As noted above, a telecine scans each frame of your cine film individually, with linear illumination giving excellent reproduction, and incidentally perfect frame rate conversion; remember cine is projected at around 18 frames per second, where as PAL DVDs play at 25fps.

The frame rate problem is actually quite interesting (if you're that way inclined).

The Downside

Telecine operations are relatively slow; the machines we operate can handle 6 frames per second, and we prefer to run then at 4 fps to ensure the highest quality capture. That means our conversions take longer that simply filming the projected cine and converting from there.


We charge the same for standard 8mm and super 8mm cine conversions. Detailed prices are given below.

The basic price is £35 per hour + £5 per reel. The reel charge is basically a species of self-defence. It's a real hassle to set up a telecine, and frankly I'd really rather not do it every 8 minutes.

The moral of this is that you should - where possible - splice together your 3" reels into 5 " reels. We may be able to do this for you (for a fee, alas) in the not too distant future. The upside is that the fee will be less than the reel charge.

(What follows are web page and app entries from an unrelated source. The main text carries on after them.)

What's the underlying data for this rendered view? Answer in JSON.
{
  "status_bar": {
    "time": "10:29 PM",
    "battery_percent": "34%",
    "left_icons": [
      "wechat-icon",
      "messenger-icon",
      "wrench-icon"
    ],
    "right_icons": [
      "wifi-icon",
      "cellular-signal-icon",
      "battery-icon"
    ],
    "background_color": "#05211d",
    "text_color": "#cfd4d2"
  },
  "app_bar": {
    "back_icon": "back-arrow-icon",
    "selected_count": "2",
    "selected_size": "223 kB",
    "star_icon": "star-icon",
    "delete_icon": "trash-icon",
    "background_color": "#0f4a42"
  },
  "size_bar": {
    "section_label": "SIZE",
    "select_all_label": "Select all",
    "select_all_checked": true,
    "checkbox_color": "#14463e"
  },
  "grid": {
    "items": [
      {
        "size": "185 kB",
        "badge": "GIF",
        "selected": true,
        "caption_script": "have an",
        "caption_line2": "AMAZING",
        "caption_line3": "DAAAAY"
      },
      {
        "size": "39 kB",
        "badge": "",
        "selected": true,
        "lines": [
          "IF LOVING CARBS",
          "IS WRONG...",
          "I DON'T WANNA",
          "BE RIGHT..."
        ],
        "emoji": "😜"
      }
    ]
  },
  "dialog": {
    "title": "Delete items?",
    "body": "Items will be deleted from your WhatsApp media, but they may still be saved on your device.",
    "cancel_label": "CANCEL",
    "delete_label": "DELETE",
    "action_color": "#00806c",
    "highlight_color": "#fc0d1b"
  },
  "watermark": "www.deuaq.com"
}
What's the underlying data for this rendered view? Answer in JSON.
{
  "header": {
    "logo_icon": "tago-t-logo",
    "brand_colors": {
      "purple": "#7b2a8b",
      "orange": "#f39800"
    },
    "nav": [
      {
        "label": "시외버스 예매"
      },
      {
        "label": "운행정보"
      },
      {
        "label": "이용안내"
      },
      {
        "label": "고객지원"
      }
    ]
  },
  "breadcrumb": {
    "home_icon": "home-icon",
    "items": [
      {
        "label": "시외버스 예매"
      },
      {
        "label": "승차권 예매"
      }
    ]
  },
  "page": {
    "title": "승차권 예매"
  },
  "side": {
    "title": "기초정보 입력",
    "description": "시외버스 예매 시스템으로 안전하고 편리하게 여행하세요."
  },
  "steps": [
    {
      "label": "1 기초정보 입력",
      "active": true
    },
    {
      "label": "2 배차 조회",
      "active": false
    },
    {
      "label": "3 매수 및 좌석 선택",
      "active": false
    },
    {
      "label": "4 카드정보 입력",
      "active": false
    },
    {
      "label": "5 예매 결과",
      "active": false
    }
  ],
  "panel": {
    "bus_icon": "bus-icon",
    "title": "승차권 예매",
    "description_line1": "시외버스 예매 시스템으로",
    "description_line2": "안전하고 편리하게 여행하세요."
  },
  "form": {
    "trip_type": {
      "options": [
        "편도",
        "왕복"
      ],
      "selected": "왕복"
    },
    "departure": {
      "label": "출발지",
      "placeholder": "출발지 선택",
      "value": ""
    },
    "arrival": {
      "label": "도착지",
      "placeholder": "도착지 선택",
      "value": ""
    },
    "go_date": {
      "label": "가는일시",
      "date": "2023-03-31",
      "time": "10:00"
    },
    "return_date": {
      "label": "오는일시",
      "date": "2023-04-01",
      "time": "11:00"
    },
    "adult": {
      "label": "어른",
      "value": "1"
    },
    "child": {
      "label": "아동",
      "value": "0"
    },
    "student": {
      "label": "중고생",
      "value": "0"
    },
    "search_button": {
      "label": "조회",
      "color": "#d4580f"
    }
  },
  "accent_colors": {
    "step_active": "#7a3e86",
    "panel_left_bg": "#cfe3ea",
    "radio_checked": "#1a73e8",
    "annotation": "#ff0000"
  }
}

But PLEASE DO NOT SPLICE YOU REELS TOGETHER if you are unpracticed at that kind of thing. I know this will cost you more but unless you know what you're doing this can lead to an inferior result, and might damage one of my telecines.

The table below lists reel sizes and approximate running times. This should enable you to calculate the total cost of converting your cine films without too much hassle. But you may need a ruler!

  Reel Size Length (feet) Duration
standard 8 3" 50 4 mins
  5" 200 16 mins
  7" 400 32 mins
Super 8 3" 50 3 mins
  5" 200 13 mins
  7" 400 27 mins

Significant discounts are available for quantity. Prices include a menu of up to 6 items. If you have a photograph you'd like to use as the menu background, feel free to enclose it (no extra charge).

Film Cleaning

You've got to be careful with this! Not all cleaning solutions or cleaning methods are particularly friendly to old film. We use an ultrasonic cleaner, which removes a lot of grime without forceful manual intervention. The results are generally very good

How long does it take?

"Depends". Generally speaking you're looking at 1 to 3 weeks, but this depends on volume. One or two 5 " or 7" reels might be out next day, but 100 three inch reels would take longer. Possibly a lot longer. Please phone +44-(0)-7749 988913, or use the contact form for a more explicit quotation.


When you send us you cine films please try to bear the following in mind: It's not required but will make your job go more smoothly:

  1. Group rolls by common density (dark, light, etc)
  2. Group by common film types (K40, B&W. etc)
  3. Group by camera (each has a different frameline placement)
  4. Group by special needs (horizon correction, cropping, etc)
  5. Group by common speed (15, 18, 24, 30fps)

Rush Service

"Rush Service" means next day, or the day after, delivery of the finished product.

A "Rush Service" is available, but it's expensive. The exact charge varies a bit, but generally speaking where the rush service is possible (it may not be - availability depends on all kinds of things), you're looking at at least 100% surcharge on the basic fee.


!I will splice up to 6 film breaks free of charge, more than that comes in at £2.50 a splice.

A film splicer!

More film splicer